Books
Share
Facebook
Twitter
Print
arroba Email

No Free Lunch

Why Specified Complexity Cannot Be Purchased without IntelligenceWilliam A. Dembski

No Free Lunch, the sequel to mathematician and philosopher William Dembski’s Cambridge University Press book The Design Inference, explores key questions about the origin of specified complexity. A Senior Discovery Institute Fellow, Dembski explains that the Darwinian search mechanism of random mutation coupled with natural selection is incapable of generating novel complex, specified information (CSI).

This observation translates into “No Free Lunch” (NFL) theorems, which Dembski explains are inherent constraints upon natural systems. Natural Darwinian mechanisms can shuffle this information around, but only intelligence can generate novel CSI. In other words, when it comes to generating truly novel biological complexity, Darwin can have no free lunch.

Some critics have asserted that he has never applied his model for detecting design to any real biological systems. The latter half of this book debunks this fallacious objection, and provides a detailed calculation of the CSI found in the bacterial flagellum. Dembski assesses the complexity of the flagellum on various levels, including its protein parts and its assembly instructions, finding that the amount of CSI contained in the flagellum vastly outweigh the probabilistic resources available in the history of the universe to construct such a structure, absent intelligent design.

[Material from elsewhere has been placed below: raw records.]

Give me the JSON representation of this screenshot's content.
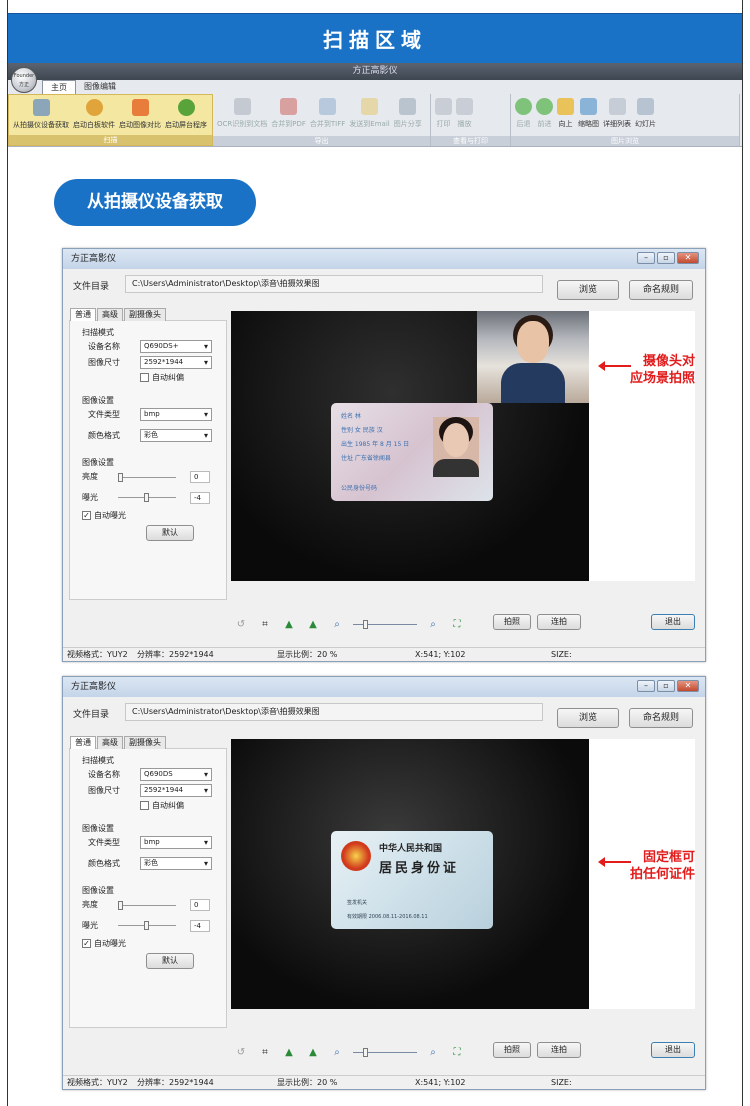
{
  "banner": {
    "title": "扫描区域"
  },
  "ribbon": {
    "app_title": "方正高影仪",
    "orb_label": "Founder 方正",
    "tabs": [
      {
        "label": "主页",
        "active": true
      },
      {
        "label": "图像编辑",
        "active": false
      }
    ],
    "groups": [
      {
        "label": "扫描",
        "items": [
          "从拍摄仪设备获取",
          "启动白板软件",
          "启动图像对比",
          "启动屏台程序"
        ]
      },
      {
        "label": "导出",
        "items": [
          "OCR识别到文档",
          "合并到PDF",
          "合并到TIFF",
          "发送到Email",
          "图片分享"
        ]
      },
      {
        "label": "查看与打印",
        "items": [
          "打印",
          "播放"
        ]
      },
      {
        "label": "图片浏览",
        "items": [
          "后退",
          "前进",
          "向上",
          "缩略图",
          "详细列表",
          "幻灯片"
        ]
      }
    ]
  },
  "section": {
    "title": "从拍摄仪设备获取"
  },
  "windows": [
    {
      "title": "方正高影仪",
      "dir_label": "文件目录",
      "dir_path": "C:\\Users\\Administrator\\Desktop\\添音\\拍摄效果图",
      "browse": "浏览",
      "naming": "命名规则",
      "tabs": [
        "普通",
        "高级",
        "副摄像头"
      ],
      "scan_mode": "扫描模式",
      "device_label": "设备名称",
      "device_value": "Q690DS+",
      "size_label": "图像尺寸",
      "size_value": "2592*1944",
      "autocorrect": "自动纠偏",
      "img_settings": "图像设置",
      "filetype_label": "文件类型",
      "filetype_value": "bmp",
      "color_label": "颜色格式",
      "color_value": "彩色",
      "img_settings2": "图像设置",
      "brightness_label": "亮度",
      "brightness_value": "0",
      "exposure_label": "曝光",
      "exposure_value": "-4",
      "autoexposure": "自动曝光",
      "default": "默认",
      "shoot": "拍照",
      "burst": "连拍",
      "exit": "退出",
      "note": [
        "摄像头对",
        "应场景拍照"
      ],
      "status": {
        "video": "视频格式：YUY2",
        "res": "分辨率：2592*1944",
        "ratio": "显示比例：20 %",
        "xy": "X:541; Y:102",
        "size": "SIZE:"
      }
    },
    {
      "title": "方正高影仪",
      "dir_label": "文件目录",
      "dir_path": "C:\\Users\\Administrator\\Desktop\\添音\\拍摄效果图",
      "browse": "浏览",
      "naming": "命名规则",
      "tabs": [
        "普通",
        "高级",
        "副摄像头"
      ],
      "scan_mode": "扫描模式",
      "device_label": "设备名称",
      "device_value": "Q690DS",
      "size_label": "图像尺寸",
      "size_value": "2592*1944",
      "autocorrect": "自动纠偏",
      "img_settings": "图像设置",
      "filetype_label": "文件类型",
      "filetype_value": "bmp",
      "color_label": "颜色格式",
      "color_value": "彩色",
      "img_settings2": "图像设置",
      "brightness_label": "亮度",
      "brightness_value": "0",
      "exposure_label": "曝光",
      "exposure_value": "-4",
      "autoexposure": "自动曝光",
      "default": "默认",
      "shoot": "拍照",
      "burst": "连拍",
      "exit": "退出",
      "note": [
        "固定框可",
        "拍任何证件"
      ],
      "status": {
        "video": "视频格式：YUY2",
        "res": "分辨率：2592*1944",
        "ratio": "显示比例：20 %",
        "xy": "X:541; Y:102",
        "size": "SIZE:"
      }
    }
  ],
  "idcard": {
    "front_lines": [
      "姓名 林",
      "性别 女 民族 汉",
      "出生 1985 年 8 月 15 日",
      "住址 广东省徐闻县",
      "公民身份号码"
    ],
    "back_line1": "中华人民共和国",
    "back_line2": "居民身份证",
    "back_line3": "签发机关",
    "back_line4": "有效期限 2006.08.11-2016.08.11"
  }
}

No Free Lunch demonstrates that design theory shows great promise of providing insight in the field of evolutionary computation. If Dembski is right, then the ability of genetic algorithms to solve complex problems is a function of the amount of intelligent design inputted by their programmers.

William A. Dembski

Board of Directors, Discovery Institute
A mathematician and philosopher, Bill Dembski is the author/editor of more than 20 books as well as the writer of peer-reviewed articles spanning mathematics, engineering, philosophy, and theology. A past philosophy professor, he retired in 2014 from active research and teaching in intelligent design (ID) to focus on the connections between freedom, technology, and education — specifically, how education helps to advance human freedom with the aid of technology. Bill Dembski is presently an entrepreneur who builds educational software and websites. He lives in Iowa.